▶ _Material for this exercise_
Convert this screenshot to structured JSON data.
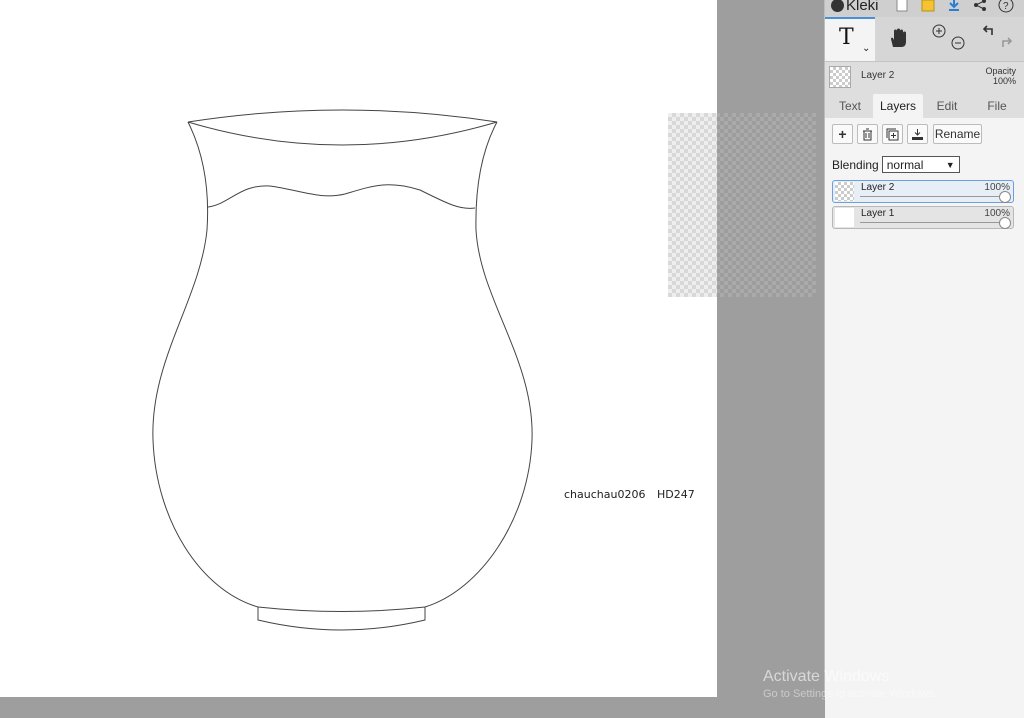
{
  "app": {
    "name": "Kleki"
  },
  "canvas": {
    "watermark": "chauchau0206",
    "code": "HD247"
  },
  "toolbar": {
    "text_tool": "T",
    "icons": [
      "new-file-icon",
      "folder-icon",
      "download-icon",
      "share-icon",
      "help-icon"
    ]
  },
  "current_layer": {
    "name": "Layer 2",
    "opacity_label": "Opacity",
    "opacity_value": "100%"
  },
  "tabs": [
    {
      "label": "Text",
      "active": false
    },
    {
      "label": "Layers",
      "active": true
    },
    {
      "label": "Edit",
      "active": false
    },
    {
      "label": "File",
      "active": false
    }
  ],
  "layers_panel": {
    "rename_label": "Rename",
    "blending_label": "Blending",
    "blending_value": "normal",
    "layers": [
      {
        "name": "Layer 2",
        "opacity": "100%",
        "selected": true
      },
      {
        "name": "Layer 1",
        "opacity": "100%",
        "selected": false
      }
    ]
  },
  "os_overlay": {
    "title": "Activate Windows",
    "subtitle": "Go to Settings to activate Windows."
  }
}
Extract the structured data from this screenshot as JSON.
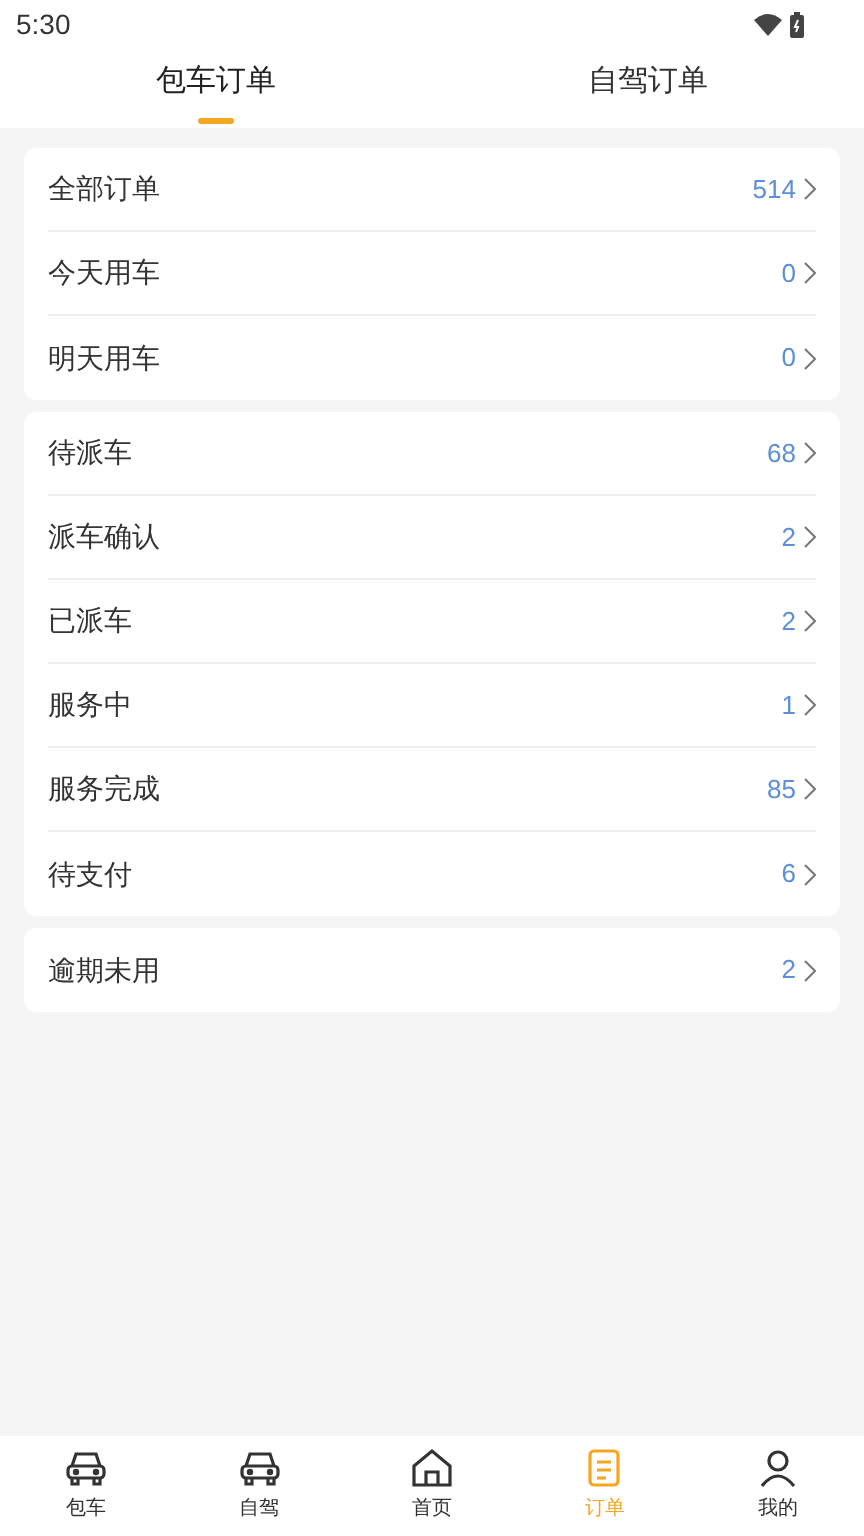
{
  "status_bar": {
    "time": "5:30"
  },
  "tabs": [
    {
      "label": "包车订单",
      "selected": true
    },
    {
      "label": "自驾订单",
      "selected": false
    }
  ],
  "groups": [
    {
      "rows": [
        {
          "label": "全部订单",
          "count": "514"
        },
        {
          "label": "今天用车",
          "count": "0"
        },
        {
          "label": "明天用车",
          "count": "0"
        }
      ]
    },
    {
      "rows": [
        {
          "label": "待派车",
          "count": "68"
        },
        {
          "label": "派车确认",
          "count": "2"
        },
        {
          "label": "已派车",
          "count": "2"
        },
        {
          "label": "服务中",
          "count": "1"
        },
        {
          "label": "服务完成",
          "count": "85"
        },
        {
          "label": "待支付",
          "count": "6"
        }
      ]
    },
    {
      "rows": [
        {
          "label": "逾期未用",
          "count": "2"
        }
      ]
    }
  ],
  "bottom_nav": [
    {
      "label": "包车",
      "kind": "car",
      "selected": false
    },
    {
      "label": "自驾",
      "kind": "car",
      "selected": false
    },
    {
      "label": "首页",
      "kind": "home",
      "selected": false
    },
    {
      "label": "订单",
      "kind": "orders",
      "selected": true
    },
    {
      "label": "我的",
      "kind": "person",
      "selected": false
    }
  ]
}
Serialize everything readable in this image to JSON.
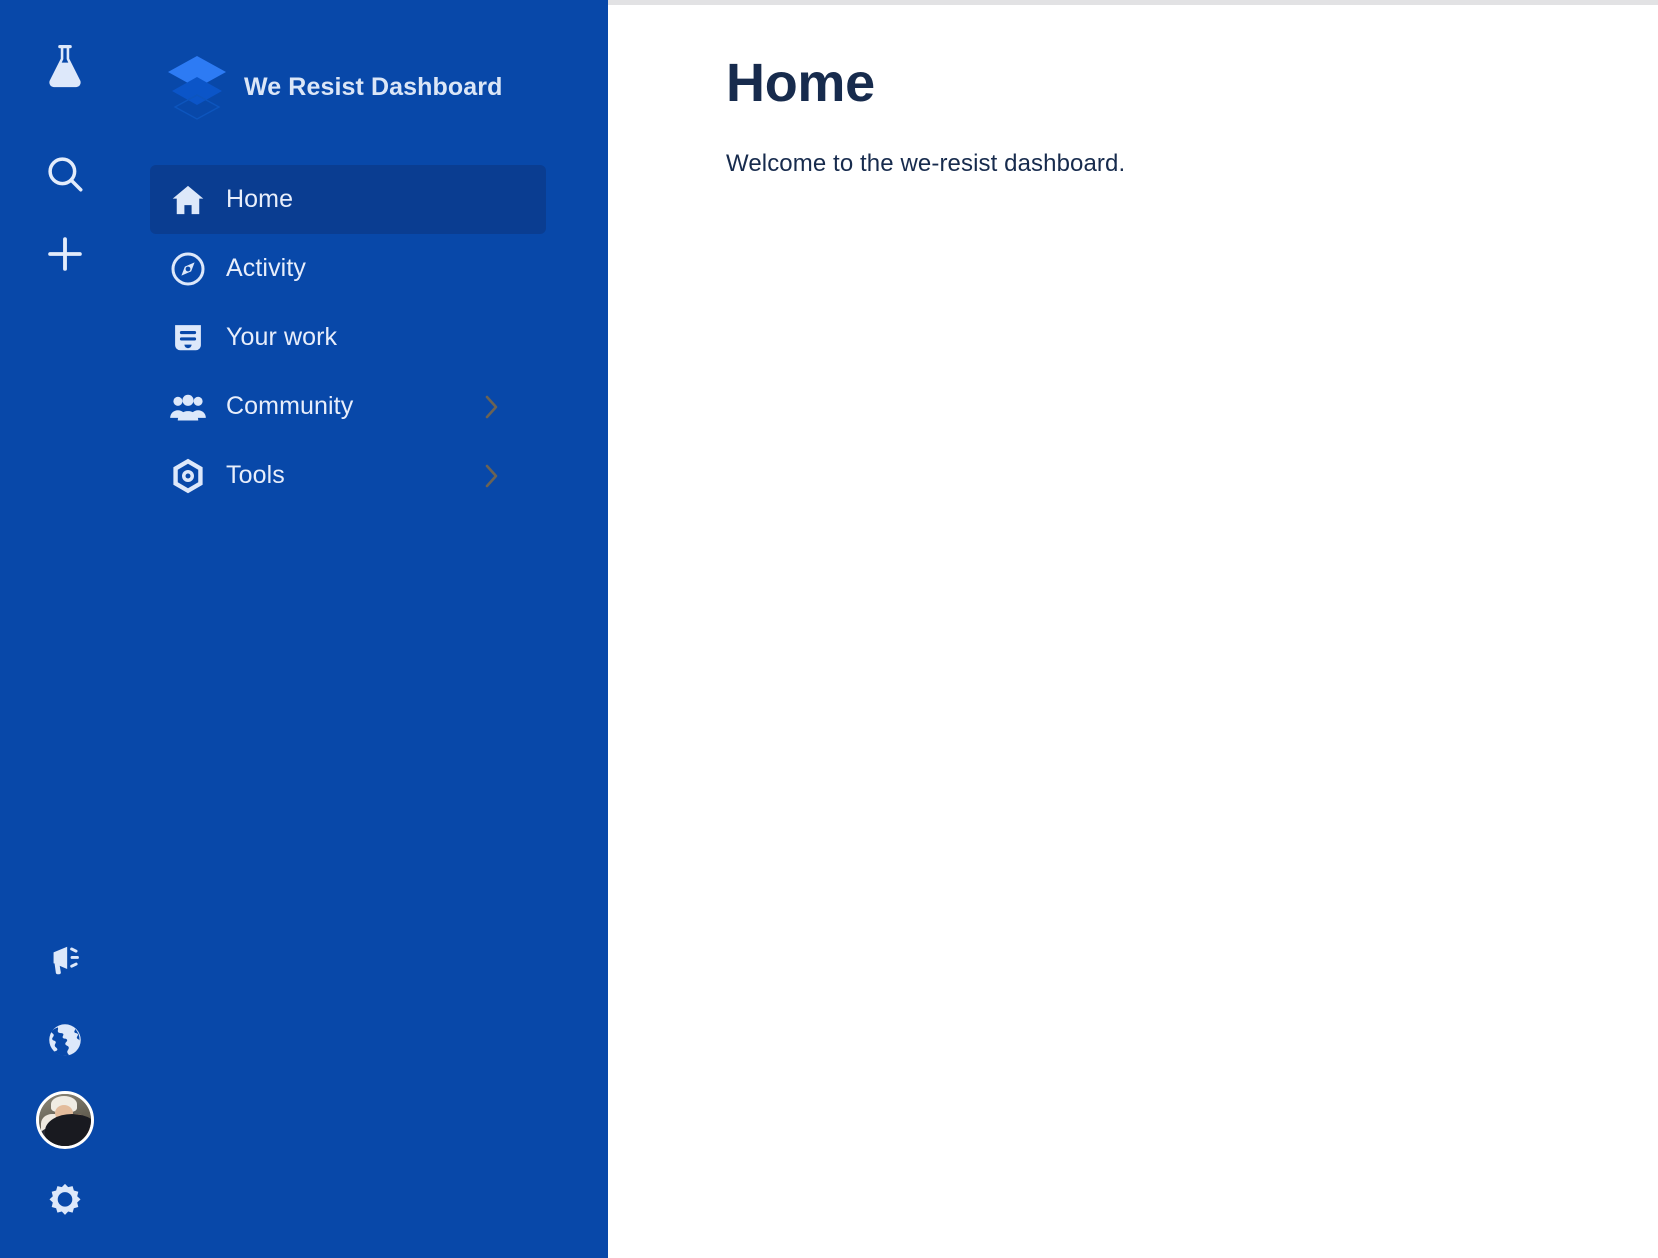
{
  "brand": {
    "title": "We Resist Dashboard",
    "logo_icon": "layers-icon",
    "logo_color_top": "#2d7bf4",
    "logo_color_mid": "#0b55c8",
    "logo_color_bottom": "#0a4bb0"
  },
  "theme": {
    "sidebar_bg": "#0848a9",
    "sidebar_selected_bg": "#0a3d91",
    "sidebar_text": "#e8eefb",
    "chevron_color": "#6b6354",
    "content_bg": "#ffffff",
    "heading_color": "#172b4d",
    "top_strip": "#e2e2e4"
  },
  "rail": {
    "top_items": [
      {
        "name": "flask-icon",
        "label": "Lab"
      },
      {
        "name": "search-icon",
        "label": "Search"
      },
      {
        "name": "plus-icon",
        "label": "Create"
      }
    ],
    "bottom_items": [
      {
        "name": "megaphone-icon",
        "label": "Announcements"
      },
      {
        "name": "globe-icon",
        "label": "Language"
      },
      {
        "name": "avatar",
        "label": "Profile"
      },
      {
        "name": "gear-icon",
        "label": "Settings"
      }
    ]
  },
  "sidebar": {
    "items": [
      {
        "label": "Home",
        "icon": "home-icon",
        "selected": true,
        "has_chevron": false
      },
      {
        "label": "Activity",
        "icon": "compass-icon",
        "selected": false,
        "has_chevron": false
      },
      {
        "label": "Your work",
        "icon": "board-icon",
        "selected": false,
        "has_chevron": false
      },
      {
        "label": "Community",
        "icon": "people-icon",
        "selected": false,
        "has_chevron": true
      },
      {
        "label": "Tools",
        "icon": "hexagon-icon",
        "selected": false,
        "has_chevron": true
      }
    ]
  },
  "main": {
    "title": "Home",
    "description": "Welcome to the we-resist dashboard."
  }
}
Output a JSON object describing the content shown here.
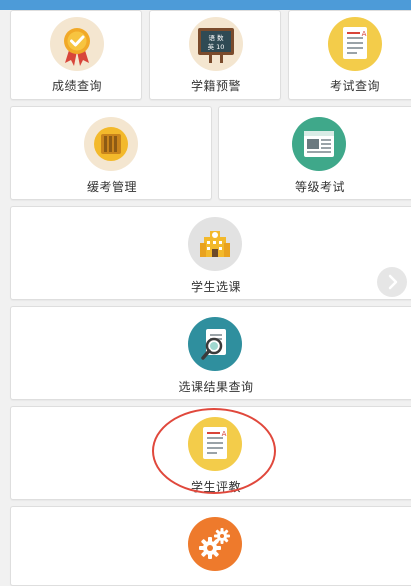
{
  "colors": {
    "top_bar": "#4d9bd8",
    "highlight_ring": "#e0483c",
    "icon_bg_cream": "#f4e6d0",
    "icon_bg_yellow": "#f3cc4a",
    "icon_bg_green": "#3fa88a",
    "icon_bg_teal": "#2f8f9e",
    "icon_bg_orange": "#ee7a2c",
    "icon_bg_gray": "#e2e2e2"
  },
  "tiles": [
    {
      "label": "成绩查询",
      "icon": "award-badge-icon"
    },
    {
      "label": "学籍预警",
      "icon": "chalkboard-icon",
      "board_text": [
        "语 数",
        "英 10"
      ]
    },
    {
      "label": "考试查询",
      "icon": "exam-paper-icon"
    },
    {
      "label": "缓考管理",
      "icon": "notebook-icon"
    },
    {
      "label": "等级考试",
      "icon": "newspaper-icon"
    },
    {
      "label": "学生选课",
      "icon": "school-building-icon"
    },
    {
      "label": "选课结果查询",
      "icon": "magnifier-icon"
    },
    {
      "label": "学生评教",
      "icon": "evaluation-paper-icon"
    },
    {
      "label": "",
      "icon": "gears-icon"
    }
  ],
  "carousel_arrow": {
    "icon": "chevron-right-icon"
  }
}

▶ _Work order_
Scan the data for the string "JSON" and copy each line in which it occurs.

▶ _Task answer_
Convert this screenshot to structured JSON data.
Extract the structured data from this screenshot as JSON.
Serialize everything readable in this image to JSON.
Output a JSON object describing the content shown here.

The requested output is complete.